■ REQUIRED WORK ■
The records below must be reproduced exactly, excluding any pictures.

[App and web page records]
====
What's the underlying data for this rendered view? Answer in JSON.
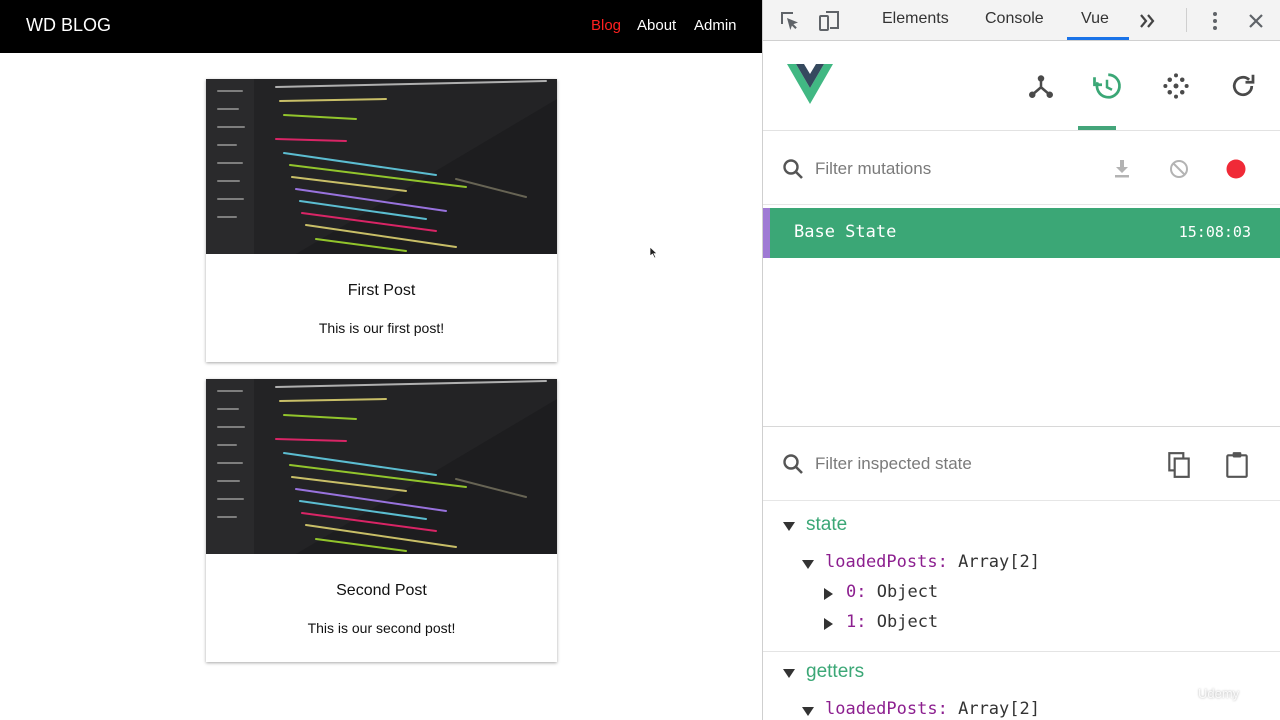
{
  "blog": {
    "brand": "WD BLOG",
    "nav": [
      {
        "label": "Blog"
      },
      {
        "label": "About"
      },
      {
        "label": "Admin"
      }
    ],
    "posts": [
      {
        "title": "First Post",
        "text": "This is our first post!"
      },
      {
        "title": "Second Post",
        "text": "This is our second post!"
      }
    ]
  },
  "devtools": {
    "tabs": [
      {
        "label": "Elements"
      },
      {
        "label": "Console"
      },
      {
        "label": "Vue"
      }
    ],
    "active_tab": "Vue",
    "vue_toolbar": {
      "buttons": [
        {
          "icon": "components-icon"
        },
        {
          "icon": "vuex-history-icon"
        },
        {
          "icon": "events-icon"
        },
        {
          "icon": "refresh-icon"
        }
      ],
      "active": "vuex-history-icon"
    },
    "mutations": {
      "filter_placeholder": "Filter mutations",
      "items": [
        {
          "name": "Base State",
          "time": "15:08:03"
        }
      ]
    },
    "state": {
      "filter_placeholder": "Filter inspected state",
      "section_state": "state",
      "section_getters": "getters",
      "state_rows": [
        {
          "key": "loadedPosts",
          "sep": ":",
          "value": "Array[2]"
        },
        {
          "key": "0",
          "sep": ":",
          "value": "Object"
        },
        {
          "key": "1",
          "sep": ":",
          "value": "Object"
        }
      ],
      "getter_rows": [
        {
          "key": "loadedPosts",
          "sep": ":",
          "value": "Array[2]"
        }
      ]
    },
    "colors": {
      "vue_green": "#3ba776",
      "record_red": "#f02a37",
      "active_tab_blue": "#1a73e8"
    }
  },
  "watermark": "Udemy"
}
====
■ REPLY ■
What's the underlying data for this rendered view? Answer in JSON.
{
  "blog": {
    "brand": "WD BLOG",
    "nav": [
      {
        "label": "Blog"
      },
      {
        "label": "About"
      },
      {
        "label": "Admin"
      }
    ],
    "posts": [
      {
        "title": "First Post",
        "text": "This is our first post!"
      },
      {
        "title": "Second Post",
        "text": "This is our second post!"
      }
    ]
  },
  "devtools": {
    "tabs": [
      {
        "label": "Elements"
      },
      {
        "label": "Console"
      },
      {
        "label": "Vue"
      }
    ],
    "active_tab": "Vue",
    "vue_toolbar": {
      "buttons": [
        {
          "icon": "components-icon"
        },
        {
          "icon": "vuex-history-icon"
        },
        {
          "icon": "events-icon"
        },
        {
          "icon": "refresh-icon"
        }
      ],
      "active": "vuex-history-icon"
    },
    "mutations": {
      "filter_placeholder": "Filter mutations",
      "items": [
        {
          "name": "Base State",
          "time": "15:08:03"
        }
      ]
    },
    "state": {
      "filter_placeholder": "Filter inspected state",
      "section_state": "state",
      "section_getters": "getters",
      "state_rows": [
        {
          "key": "loadedPosts",
          "sep": ":",
          "value": "Array[2]"
        },
        {
          "key": "0",
          "sep": ":",
          "value": "Object"
        },
        {
          "key": "1",
          "sep": ":",
          "value": "Object"
        }
      ],
      "getter_rows": [
        {
          "key": "loadedPosts",
          "sep": ":",
          "value": "Array[2]"
        }
      ]
    },
    "colors": {
      "vue_green": "#3ba776",
      "record_red": "#f02a37",
      "active_tab_blue": "#1a73e8"
    }
  },
  "watermark": "Udemy"
}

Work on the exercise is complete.